In the previous posts on this chapter, we saw that when Thomas uses examples, he’s illustrating a principle, not offering evidence for it; that even obsolete science had some sense to it, and can still be useful as an illustration; and that there are two kinds of causal chains. In one kind of causal chain we have a sequence of “movers”, each of which is used as a tool by its predecessor: I decide to move my hand, which moves a shovel, which moves the dirt in the whole. These causes are simultaneous, and if any link in the chain disappears the dirt stays where it was. Ultimately, the chain leads back to my decision to move the dirt. Now, let’s continue.
Thomas doesn’t go into it here, but the kind of motion he’s most interested in, in this context, is simple persistence. Science takes the persistence of solid objects mostly for granted: it is an obvious aspect of reality that matter persists over time, rather than spontaneously going poof and vanishing. Even when something does vanish, as the water in a glass evaporates, it isn’t gone: the molecules of water have moved out of the glass and into the air.
But science is the study of proximate causes, where philosophy is the study of ultimate causes. The scientist says, “Matter persists,” and codifies this in conservation laws. The philosopher says, “Why does matter persist? It does, but why?”Does a chunk of wood exist of itself? Is it responsible for its own existence? Clearly not. There was a time when it didn’t exist; and it didn’t bring itself into existence. So what accounts for it? It is one of the more difficult points, but perhaps the most essential, that contingent beings, like a chunk of wood, must receive their being from something that is not contingent, from something that, in a sense, has being to share, that has the power to cause being in others.

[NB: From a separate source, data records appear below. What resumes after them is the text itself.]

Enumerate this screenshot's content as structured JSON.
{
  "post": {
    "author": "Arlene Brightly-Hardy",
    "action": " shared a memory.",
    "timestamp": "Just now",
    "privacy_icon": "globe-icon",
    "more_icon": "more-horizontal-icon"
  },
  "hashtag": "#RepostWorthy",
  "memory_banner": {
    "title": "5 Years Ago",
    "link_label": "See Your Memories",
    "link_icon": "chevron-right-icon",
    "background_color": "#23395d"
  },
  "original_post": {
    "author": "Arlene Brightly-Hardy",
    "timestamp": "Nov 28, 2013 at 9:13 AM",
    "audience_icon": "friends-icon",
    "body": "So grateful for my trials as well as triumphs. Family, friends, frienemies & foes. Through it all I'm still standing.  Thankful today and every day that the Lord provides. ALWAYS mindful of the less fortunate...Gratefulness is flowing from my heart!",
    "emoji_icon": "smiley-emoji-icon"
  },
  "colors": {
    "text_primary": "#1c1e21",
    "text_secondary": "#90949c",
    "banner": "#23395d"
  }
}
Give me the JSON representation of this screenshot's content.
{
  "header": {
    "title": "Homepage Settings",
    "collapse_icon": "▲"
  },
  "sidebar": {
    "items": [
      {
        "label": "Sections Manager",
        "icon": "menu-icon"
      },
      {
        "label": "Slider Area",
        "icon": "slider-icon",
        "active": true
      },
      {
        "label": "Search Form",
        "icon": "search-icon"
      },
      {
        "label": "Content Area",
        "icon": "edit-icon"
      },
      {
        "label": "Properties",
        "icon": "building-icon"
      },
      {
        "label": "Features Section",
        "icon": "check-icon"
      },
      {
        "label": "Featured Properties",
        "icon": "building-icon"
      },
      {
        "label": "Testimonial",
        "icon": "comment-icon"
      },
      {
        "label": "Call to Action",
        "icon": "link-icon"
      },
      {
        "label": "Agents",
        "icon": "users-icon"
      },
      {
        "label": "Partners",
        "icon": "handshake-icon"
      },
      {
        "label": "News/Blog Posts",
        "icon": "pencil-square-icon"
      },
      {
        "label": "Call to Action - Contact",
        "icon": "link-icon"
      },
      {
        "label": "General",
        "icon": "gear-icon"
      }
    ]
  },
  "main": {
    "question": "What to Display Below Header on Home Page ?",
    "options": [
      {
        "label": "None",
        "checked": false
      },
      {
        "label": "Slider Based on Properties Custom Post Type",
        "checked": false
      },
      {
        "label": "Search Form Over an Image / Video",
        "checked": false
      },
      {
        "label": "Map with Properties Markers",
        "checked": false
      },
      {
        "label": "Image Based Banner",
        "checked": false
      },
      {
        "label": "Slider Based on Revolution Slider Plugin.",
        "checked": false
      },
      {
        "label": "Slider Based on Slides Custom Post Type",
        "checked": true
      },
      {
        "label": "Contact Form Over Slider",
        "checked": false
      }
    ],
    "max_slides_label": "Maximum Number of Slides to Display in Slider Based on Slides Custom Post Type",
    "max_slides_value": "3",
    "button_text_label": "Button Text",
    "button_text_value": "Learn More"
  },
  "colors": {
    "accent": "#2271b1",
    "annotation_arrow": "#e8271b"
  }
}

And this is the causal chain Thomas is looking at. I move the shovel, and the shovel moves the dirt, but I am myself sustained in existence, moment by moment, by something that has the power to so sustain me. We don’t know how many links there might be in that chain, but it’s a chain that has to end somewhere.
And so, Thomas concludes,
Accordingly there must be a first mover that is above all the the rest; and this being we call God.
That last phrase, “and this being we call God,” often strikes naive readers (and especially atheists looking at Aquinas’ arguments for the existence of God) as overreach so grand that it takes one’s breath away. The jump from Aristotle’s Unmoved Mover to the God of Abraham, Isaac, and Jacob is so vast that the whole thing strikes them as unserious. But Thomas isn’t trying to take that leap in one step. Rather, he has shown that there is one being ultimately responsible for all of the change we see in the world; and in this phrase he is simply identifying the God of Abraham, Isaac, and Jacob with that being.
But Thomas is just getting started. There is still much to prove about God, and much to explain.